Japan's Sharp Corp <6753.T>, the world's third-largest LCD TV maker, said that it expected to post a much deeper annual loss on sliding LCD prices for the year just ended but that it will speed up panel production.
To cut costs faster and keep ahead of price falls, Sharp, which trails Samsung Electronics Co Ltd <005930.KS> and Sony Corp <6758.T> in LCD TVs, said on Wednesday it would bring forward the start of output at a new LCD panel plant in western Japan by five months to October this year.
Demand is also coming back, Sharp President Mikio Katayama said.
We will begin the start of production at the Sakai Plant in October to meet healthy demand ahead, he told a news conference.

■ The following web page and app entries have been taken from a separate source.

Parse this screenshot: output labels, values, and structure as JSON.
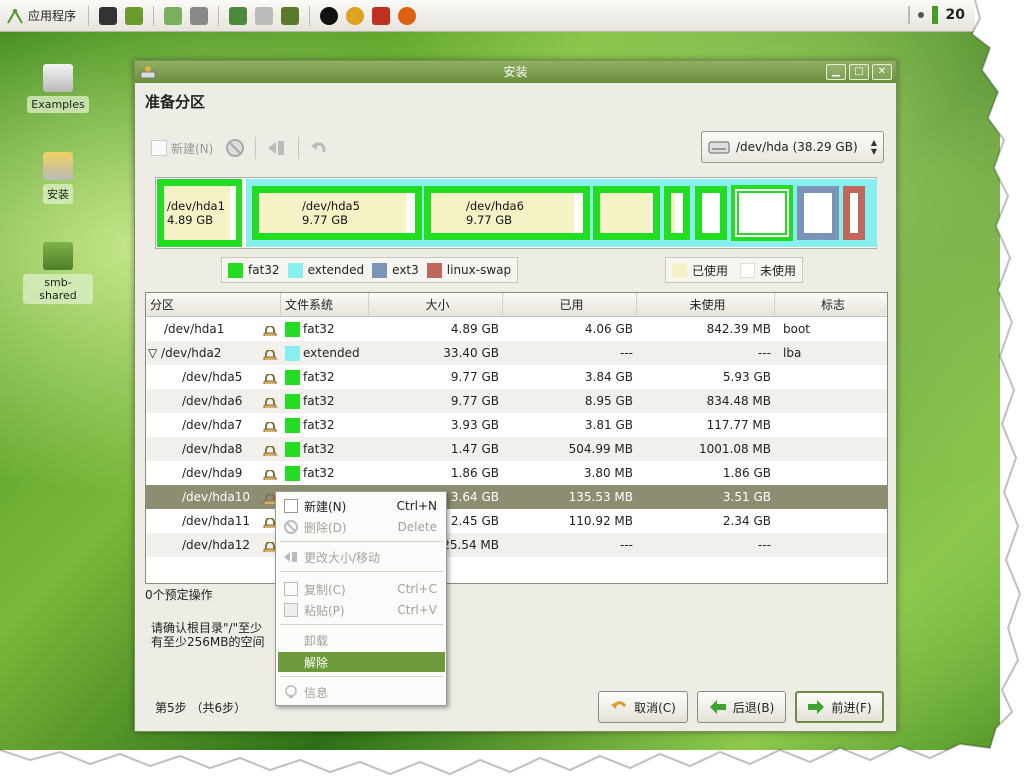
{
  "panel": {
    "apps_menu_label": "应用程序",
    "clock": "20"
  },
  "desktop_icons": [
    {
      "label": "Examples",
      "icon": "folder-icon"
    },
    {
      "label": "安装",
      "icon": "installer-icon"
    },
    {
      "label": "smb-shared",
      "icon": "folder-icon"
    }
  ],
  "window": {
    "title": "安装",
    "heading": "准备分区",
    "toolbar": {
      "new_label": "新建(N)"
    },
    "device": "/dev/hda  (38.29 GB)",
    "partition_map": [
      {
        "label": "/dev/hda1",
        "size": "4.89 GB"
      },
      {
        "label": "/dev/hda5",
        "size": "9.77 GB"
      },
      {
        "label": "/dev/hda6",
        "size": "9.77 GB"
      }
    ],
    "legend_types": [
      {
        "name": "fat32",
        "color": "#22dd22"
      },
      {
        "name": "extended",
        "color": "#88eeee"
      },
      {
        "name": "ext3",
        "color": "#7b95b9"
      },
      {
        "name": "linux-swap",
        "color": "#c1665b"
      }
    ],
    "legend_usage": [
      {
        "name": "已使用",
        "color": "#f5f3c6"
      },
      {
        "name": "未使用",
        "color": "#ffffff"
      }
    ],
    "table": {
      "headers": [
        "分区",
        "文件系统",
        "大小",
        "已用",
        "未使用",
        "标志"
      ],
      "rows": [
        {
          "partition": "/dev/hda1",
          "fs": "fat32",
          "fs_color": "#22dd22",
          "size": "4.89 GB",
          "used": "4.06 GB",
          "unused": "842.39 MB",
          "flag": "boot",
          "indent": 1
        },
        {
          "partition": "/dev/hda2",
          "fs": "extended",
          "fs_color": "#88eeee",
          "size": "33.40 GB",
          "used": "---",
          "unused": "---",
          "flag": "lba",
          "indent": 0
        },
        {
          "partition": "/dev/hda5",
          "fs": "fat32",
          "fs_color": "#22dd22",
          "size": "9.77 GB",
          "used": "3.84 GB",
          "unused": "5.93 GB",
          "flag": "",
          "indent": 2
        },
        {
          "partition": "/dev/hda6",
          "fs": "fat32",
          "fs_color": "#22dd22",
          "size": "9.77 GB",
          "used": "8.95 GB",
          "unused": "834.48 MB",
          "flag": "",
          "indent": 2
        },
        {
          "partition": "/dev/hda7",
          "fs": "fat32",
          "fs_color": "#22dd22",
          "size": "3.93 GB",
          "used": "3.81 GB",
          "unused": "117.77 MB",
          "flag": "",
          "indent": 2
        },
        {
          "partition": "/dev/hda8",
          "fs": "fat32",
          "fs_color": "#22dd22",
          "size": "1.47 GB",
          "used": "504.99 MB",
          "unused": "1001.08 MB",
          "flag": "",
          "indent": 2
        },
        {
          "partition": "/dev/hda9",
          "fs": "fat32",
          "fs_color": "#22dd22",
          "size": "1.86 GB",
          "used": "3.80 MB",
          "unused": "1.86 GB",
          "flag": "",
          "indent": 2
        },
        {
          "partition": "/dev/hda10",
          "fs": "",
          "fs_color": "",
          "size": "3.64 GB",
          "used": "135.53 MB",
          "unused": "3.51 GB",
          "flag": "",
          "indent": 2,
          "selected": true
        },
        {
          "partition": "/dev/hda11",
          "fs": "",
          "fs_color": "",
          "size": "2.45 GB",
          "used": "110.92 MB",
          "unused": "2.34 GB",
          "flag": "",
          "indent": 2
        },
        {
          "partition": "/dev/hda12",
          "fs": "",
          "fs_color": "",
          "size": "25.54 MB",
          "used": "---",
          "unused": "---",
          "flag": "",
          "indent": 2
        }
      ]
    },
    "pending_ops": "0个预定操作",
    "warning": "请确认根目录\"/\"至少有至少256MB的空间",
    "warning_line1": "请确认根目录\"/\"至少",
    "warning_line2": "有至少256MB的空间",
    "step": "第5步 （共6步）",
    "buttons": {
      "cancel": "取消(C)",
      "back": "后退(B)",
      "forward": "前进(F)"
    }
  },
  "context_menu": {
    "items": [
      {
        "label": "新建(N)",
        "accel": "Ctrl+N",
        "enabled": true
      },
      {
        "label": "删除(D)",
        "accel": "Delete",
        "enabled": false
      },
      {
        "label": "更改大小/移动",
        "accel": "",
        "enabled": false
      },
      {
        "label": "复制(C)",
        "accel": "Ctrl+C",
        "enabled": false
      },
      {
        "label": "粘贴(P)",
        "accel": "Ctrl+V",
        "enabled": false
      },
      {
        "label": "卸载",
        "accel": "",
        "enabled": false
      },
      {
        "label": "解除",
        "accel": "",
        "enabled": true,
        "highlighted": true
      },
      {
        "label": "信息",
        "accel": "",
        "enabled": false
      }
    ]
  }
}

Getting the world's most cost-competitive factory onstream as quickly as we can will be a powerful weapon to win in this tough climate.
Sharp's 380 billion yen ($3.79 billion) plant in western Japan will process so-called 10th-generation glass substrates, which are bigger than earlier-generation substrates and help reduce per-panel production costs.
Its share price, which had fallen as much as 7.7 percent prior to the announcement, closed down 6.1 percent at 813 yen, against the Nikkei's <.N225> 2.7 percent fall.
Consumer interest in electronic gadgets has slumped as a global recession hits employment and income, pushing the world's top makers of liquid crystal displays into the red.
Mounting inventory from unsold LCD panels and TVs, as well as restructuring costs, dragged down Sharp's earnings outlook.
The company now expects an operating loss of 60 billion yen. That is far larger than its estimate in February of a loss of 30 billion yen and compares with a consensus of a 37.3 billion yen loss in a poll of 21 analysts by Reuters Estimates.
It would be Sharp's first ever operating loss.
CAN'T SLOW DOWN
Sharp is ramping up production in the face of uncertain demand, analysts said.
Utilization rates in the LCD panel sector are recovering, but they are still at only 70 percent to 80 percent, analyst Yuji Fujimori wrote in a note to investors on Tuesday, when he downgraded the stock to sell from neutral.
This leaves concerns about the market's capacity to absorb supply increases, he wrote.
Sharp said in 2007 that its new LCD plant would have an initial capacity to handle 36,000 glass substrates a month, which will eventually be doubled to 72,000 units.
Sharp, which supplies panels to makers of LCD TVs, is also considering working with an overseas partner in LCD panels, Katayama said.
The Nikkei business daily said in February that Sharp was in talks with Chinese rival SVA on joint LCD production in China.
Sharp is also building a new solar cell plant in Japan. The company said in 2007 the new plant, which is designed to make thin-film solar cells, is scheduled to start output by March 2010.
It is the world's fourth-largest solar cell maker behind Q-Cells
(Additional reporting by Mayumi Negishi; Editing by Hugh Lawson)